 Feb. 1971]     FRIDELL v. SEATTLE CIV. SERV. COMM'N    229 
4 Wn. App. 227, 480 P.2d 525

removal of officers does not place that power in the Commission. However, we do not believe the appointments were final because of the rules of the Commission establishing its administrative machinery. Although these rules provide that most of the functions of the Commission pertaining to examination and certification of candidates for civil service positions are to be carried out by the secretary, the Commission reserves to itself the power to review or modify any act or decision of the secretary either on its own motion or upon the protest of any person adversely affected by any such act or decision if such protest is made within 14 days thereof.

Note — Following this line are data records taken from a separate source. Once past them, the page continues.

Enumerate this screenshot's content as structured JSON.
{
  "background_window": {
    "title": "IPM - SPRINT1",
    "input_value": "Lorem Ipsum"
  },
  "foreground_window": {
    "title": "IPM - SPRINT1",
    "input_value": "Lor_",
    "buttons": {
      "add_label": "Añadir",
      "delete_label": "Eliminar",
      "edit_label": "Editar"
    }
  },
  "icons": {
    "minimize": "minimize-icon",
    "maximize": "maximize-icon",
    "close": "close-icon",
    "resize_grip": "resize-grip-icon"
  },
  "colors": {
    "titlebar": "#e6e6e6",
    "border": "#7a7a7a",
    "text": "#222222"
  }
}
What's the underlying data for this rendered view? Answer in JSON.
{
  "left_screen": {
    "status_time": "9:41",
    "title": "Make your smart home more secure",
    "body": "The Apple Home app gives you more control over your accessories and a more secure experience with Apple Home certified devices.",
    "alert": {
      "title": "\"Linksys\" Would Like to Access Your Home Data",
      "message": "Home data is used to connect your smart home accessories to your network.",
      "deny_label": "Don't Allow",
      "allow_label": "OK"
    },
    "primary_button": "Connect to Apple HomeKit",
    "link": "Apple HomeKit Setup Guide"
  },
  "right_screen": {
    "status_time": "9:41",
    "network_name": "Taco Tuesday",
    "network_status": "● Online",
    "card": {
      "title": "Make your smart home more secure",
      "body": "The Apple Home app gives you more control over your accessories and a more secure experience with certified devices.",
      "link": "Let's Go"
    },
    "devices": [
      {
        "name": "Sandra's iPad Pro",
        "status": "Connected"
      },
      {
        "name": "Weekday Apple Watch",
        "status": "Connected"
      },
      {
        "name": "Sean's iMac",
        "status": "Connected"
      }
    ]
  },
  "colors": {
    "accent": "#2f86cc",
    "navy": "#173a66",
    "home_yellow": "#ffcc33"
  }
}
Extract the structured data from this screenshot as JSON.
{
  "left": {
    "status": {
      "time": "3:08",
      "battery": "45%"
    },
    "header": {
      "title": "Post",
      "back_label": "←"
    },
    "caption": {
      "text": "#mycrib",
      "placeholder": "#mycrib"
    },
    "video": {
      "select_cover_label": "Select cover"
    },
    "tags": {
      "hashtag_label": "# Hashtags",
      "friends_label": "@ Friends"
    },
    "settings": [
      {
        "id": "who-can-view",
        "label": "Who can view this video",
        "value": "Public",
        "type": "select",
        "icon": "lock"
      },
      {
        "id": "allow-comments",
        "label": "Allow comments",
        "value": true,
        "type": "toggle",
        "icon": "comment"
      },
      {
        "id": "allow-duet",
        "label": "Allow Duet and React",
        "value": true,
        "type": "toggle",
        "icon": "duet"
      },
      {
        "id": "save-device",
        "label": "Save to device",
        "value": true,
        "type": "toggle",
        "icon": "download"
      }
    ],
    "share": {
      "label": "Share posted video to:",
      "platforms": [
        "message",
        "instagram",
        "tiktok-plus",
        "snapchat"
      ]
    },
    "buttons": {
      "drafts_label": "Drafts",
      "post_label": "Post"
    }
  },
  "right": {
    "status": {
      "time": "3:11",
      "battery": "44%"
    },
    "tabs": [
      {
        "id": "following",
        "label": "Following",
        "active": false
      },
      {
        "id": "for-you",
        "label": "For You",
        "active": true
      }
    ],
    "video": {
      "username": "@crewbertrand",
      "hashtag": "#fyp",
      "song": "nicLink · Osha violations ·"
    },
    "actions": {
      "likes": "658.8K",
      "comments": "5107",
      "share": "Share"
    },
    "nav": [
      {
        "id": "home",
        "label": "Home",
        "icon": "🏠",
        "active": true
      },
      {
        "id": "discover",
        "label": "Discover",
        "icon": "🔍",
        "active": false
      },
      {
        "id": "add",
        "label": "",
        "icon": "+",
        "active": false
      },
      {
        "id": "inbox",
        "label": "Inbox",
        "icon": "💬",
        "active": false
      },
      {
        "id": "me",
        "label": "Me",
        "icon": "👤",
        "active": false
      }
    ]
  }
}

Because of the retention by the Commission of the power to review the actions of its secretary, the secretary in making the waiver did not perform a final act of the Commission, but rather a conditional one which was subject to review and withdrawal.

There is no question but that the Commission had the power to develop its internal procedures and specify when the action of its secretary could be considered to be the final pronouncement of the Commission. Article 16 of the city charter expressly authorizes the Commission to promulgate rules to carry out its purposes. See State ex rel. Strecker v. Listman, 156 Wash. 562, 287 P. 663 (1930).

[2] Next, appellants assert that respondents are estopped from vacating the appointments. Estoppel requires: (1) an admission, statement, or act inconsistent with the claim afterwards asserted; (2) action by the other party on the faith of such admission, statement, or act; and (3) injury to such other party resulting from allowing the first party to contradict or repudiate such admission, statement, or act. Nelson v. Bailey, 54 Wn.2d 161, 168, 338 P.2d 757, 73 A.L.R.2d 1400 (1959). Since the secretary did not have the authority to grant an irreversible waiver, if indeed he had authority to grant a waiver at all, there was no statement or act of the Commission upon which anyone, least of all appellants, could rely. Estoppel, therefore, is not in the case.

 230    HUDESMAN v. FOLEY               [Feb. 1971 
           4 Wn. App. 230, 480 P.2d 534

Finally, appellants contend the act of the Commission in reversing its secretary was arbitrary and capricious, and therefore void. There is a failure of proof in the record to support this contention, and the trial court so found.

[3] In the judgment of the trial court, intervenor Price was ordered to be promoted to fill one of the two lieutenant vacancies. The city of Seattle has not appealed from the judgment, and in view of our determination that appellants are not entitled to the vacancies under these circumstances, they have no standing to complain.

In view of our disposition of the appeal on the merits, it would serve no useful purpose to pass on the motion of respondent Price to dismiss the appeal on the ground that the supplemental transcript was either improperly made part of the record on appeal or was filed late.

The judgment is affirmed.

HOROWITZ, C. J., and UTTER, J., concur.